May 14, 2013
Tags:
Tags:
street harassment, hickeys

I had a hickey and was completed ashamed. Let's just start there.

I'm a 32-year-old woman who had to walk around with a "love bite" on her neck and I dreaded going outside. Never mind that I've lived with the love of my life for the past two years, or that I'm a grown-ass woman, but that hickey (the first I've had in about a decade) completely did me in.

I spotted it whilst going through my morning routine. After rinsing off a layer of cream exfoliate, treating my neck the same as I do my face just like my mother taught me, I noticed a persistent smudge of dirt about two inches below my chin. Irritated, I rubbed at it harshly, realizing with growing horror that this wasn't my momma's dirt.

A hickey? For serious?

The last (and first) time I got a hickey was sophomore year in college and I didn't even notice it until one of my childhood friend's older cousin pointed at my neck and laughed, "Someone's having a good time at school." I remember feeling embarrassed for two reasons: 1. I'd just met this cousin and 2. he was an older man. It was uncomfortable and weird and most importantly it made me feel grodie.

But that was more than a decade ago. I'm not a 19-year-old "almost virgin" fumbling her way through her first sexual awakening anymore.

The first thing I did after discovering my latest love bruise was get out the concealer. It was practically an involuntary impulse. Sure, in theory, I'm sex-having woman of the 2010s, but does everyone have to know about it?

My cover was blown by a kind-looking stranger later that day.

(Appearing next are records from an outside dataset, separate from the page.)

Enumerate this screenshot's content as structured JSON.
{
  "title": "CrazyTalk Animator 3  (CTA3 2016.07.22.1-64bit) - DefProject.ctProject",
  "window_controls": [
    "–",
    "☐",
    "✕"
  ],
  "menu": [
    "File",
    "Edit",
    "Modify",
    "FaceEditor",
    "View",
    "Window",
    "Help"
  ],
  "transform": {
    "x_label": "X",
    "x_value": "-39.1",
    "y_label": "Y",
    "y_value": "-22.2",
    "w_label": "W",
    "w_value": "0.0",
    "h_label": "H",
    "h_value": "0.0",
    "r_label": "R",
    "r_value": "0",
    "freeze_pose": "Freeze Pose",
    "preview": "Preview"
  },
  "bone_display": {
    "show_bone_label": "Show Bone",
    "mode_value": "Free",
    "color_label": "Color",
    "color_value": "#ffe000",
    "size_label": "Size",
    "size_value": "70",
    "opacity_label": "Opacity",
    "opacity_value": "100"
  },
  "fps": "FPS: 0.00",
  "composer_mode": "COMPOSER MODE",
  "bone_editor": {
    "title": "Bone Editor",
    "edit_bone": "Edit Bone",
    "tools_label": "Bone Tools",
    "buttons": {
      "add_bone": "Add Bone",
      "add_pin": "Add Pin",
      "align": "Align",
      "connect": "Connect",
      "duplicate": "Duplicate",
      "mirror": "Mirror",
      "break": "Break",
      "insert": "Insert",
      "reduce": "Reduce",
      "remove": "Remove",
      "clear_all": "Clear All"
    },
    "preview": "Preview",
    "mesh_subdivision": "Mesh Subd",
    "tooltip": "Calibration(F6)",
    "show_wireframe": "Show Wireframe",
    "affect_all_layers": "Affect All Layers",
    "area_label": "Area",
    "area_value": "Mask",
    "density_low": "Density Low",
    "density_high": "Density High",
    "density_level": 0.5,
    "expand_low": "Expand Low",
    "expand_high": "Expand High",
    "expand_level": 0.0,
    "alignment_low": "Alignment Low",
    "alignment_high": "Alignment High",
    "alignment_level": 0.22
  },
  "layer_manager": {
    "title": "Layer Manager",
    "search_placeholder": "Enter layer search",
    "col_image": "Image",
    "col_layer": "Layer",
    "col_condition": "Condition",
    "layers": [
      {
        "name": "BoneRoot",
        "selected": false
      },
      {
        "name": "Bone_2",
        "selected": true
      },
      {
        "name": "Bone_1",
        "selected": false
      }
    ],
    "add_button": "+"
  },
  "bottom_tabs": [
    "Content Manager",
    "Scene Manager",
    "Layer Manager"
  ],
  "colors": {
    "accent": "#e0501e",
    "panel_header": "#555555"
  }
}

"Hey baby girl," he said as I walked past, confident the hickey was camouflaged. "I see that mark on your neck.”

And with that throwaway sentence, he reduced me to something smaller than I was. Immediately I became furious -- with my boyfriend. How could he have been so careless? To put me in such a compromising public position. I was wearing my nighttime activities on my neck and instead of feeling proud of that -- or in control of it -- I felt like I needed to hide it. The tension between my modern enlightenment versus societal brainwashing was more than I could explain via text. So I just typed, "What the fuck?"

Later that night I explain him how that random man made me feel like an object, how a complete stranger ruined my entire day with a simple (and yes, sexist) observation. And, also, how it was all my boyfriend’s fault.

He took everything in quietly, absorbing my mad ranting like a champ. Once I was out of breath, he looked up at me and said, “I’m sorry.” What he was sorry for I doubt he even knew, but it made me feel better, less invisible, which is ironic since the whole row started because of something someone saw.